– We clearly have trouble keeping track of how many garments we own, or don’t really want to admit how big our wardrobe is, says Ann-Charlotte Mellquist, who runs the project.

There was one striking finding about the cost per use. It became clear early on during the 100 days that there was little difference, even between cheaper and more expensive garments. A pair of jeans and a t-shirt had the same cost per use, even though the jeans did cost at least three times as much.

Want a smaller wardrobe

Another clear finding from the study is that most people feel they have too many clothes – when asked if they wanted a bigger or smaller wardrobe, no participant wanted to own more clothes than they already do.

– People feel it would be a relief to have less stuff to take care of, but it can be difficult to get rid of garments – for emotional reasons and also because of practical issues such as the difficulty of finding places to drop off or recycle garments, says Ann-Charlotte Mellquist.

The study was conducted together with three brands, Asket, Filippa K and Houdini Sportswear, and the project also looked at potential business models that could increase the utilisation of our clothes. Curated second hand by the brands themselves, lifetime guarantees, repair or tailoring services, rentals or services that help us keep track of our wardrobes are some of the options that could become increasingly important in a more sustainable future.

Key conclusions from the project:

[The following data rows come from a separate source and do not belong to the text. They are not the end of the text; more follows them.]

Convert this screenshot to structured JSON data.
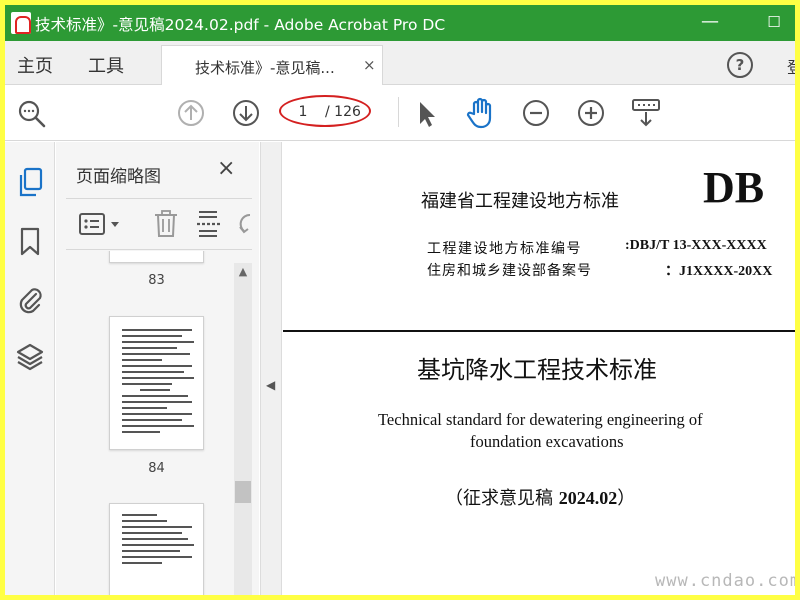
{
  "window": {
    "title": "技术标准》-意见稿2024.02.pdf - Adobe Acrobat Pro DC",
    "minimize_glyph": "—",
    "maximize_glyph": "☐"
  },
  "tabs": {
    "home_label": "主页",
    "tools_label": "工具",
    "doc_tab_label": "技术标准》-意见稿...",
    "doc_tab_close": "×",
    "help_glyph": "?",
    "signin_partial": "登"
  },
  "toolbar": {
    "current_page": "1",
    "page_total": "/ 126"
  },
  "thumbnails": {
    "panel_title": "页面缩略图",
    "close_glyph": "×",
    "pages": [
      {
        "label": "83"
      },
      {
        "label": "84"
      },
      {
        "label": ""
      }
    ]
  },
  "document": {
    "province_standard": "福建省工程建设地方标准",
    "db_mark": "DB",
    "code_label": "工程建设地方标准编号",
    "code_value": ":DBJ/T 13-XXX-XXXX",
    "record_label": "住房和城乡建设部备案号",
    "record_value": "：J1XXXX-20XX",
    "title_cn": "基坑降水工程技术标准",
    "title_en_line1": "Technical standard for dewatering engineering of",
    "title_en_line2": "foundation excavations",
    "draft_prefix": "（征求意见稿 ",
    "draft_version": "2024.02",
    "draft_suffix": "）"
  },
  "watermark": "www.cndao.com",
  "colors": {
    "titlebar": "#2d9a35",
    "accent_blue": "#1a73c8",
    "annotation_red": "#d42020",
    "outer_border": "#ffff44"
  },
  "icons": {
    "left_rail": [
      "page-thumbnails-icon",
      "bookmark-icon",
      "attachment-icon",
      "layers-icon"
    ],
    "toolbar": [
      "zoom-search-icon",
      "previous-page-icon",
      "next-page-icon",
      "select-cursor-icon",
      "hand-tool-icon",
      "zoom-out-icon",
      "zoom-in-icon",
      "keyboard-scroll-icon"
    ]
  }
}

  • Many of us underestimate how many garments we actually have in our wardrobe.
  • Men use the items in their wardrobe more often than women. The ten most logged garments in the survey were worn by men.
  • The majority want a smaller wardrobe – a large wardrobe is associated with a lot of work and time.
  • Cost per use has more to do with how often your garment is used than what it cost to buy.
  • The cost per use drops significantly when it comes to second-hand clothes.
  • High quality garments with a good fit are used more often. Garments that have lost their fit, have been washed out, are uncomfortable or hard to fit are more likely to remain unused.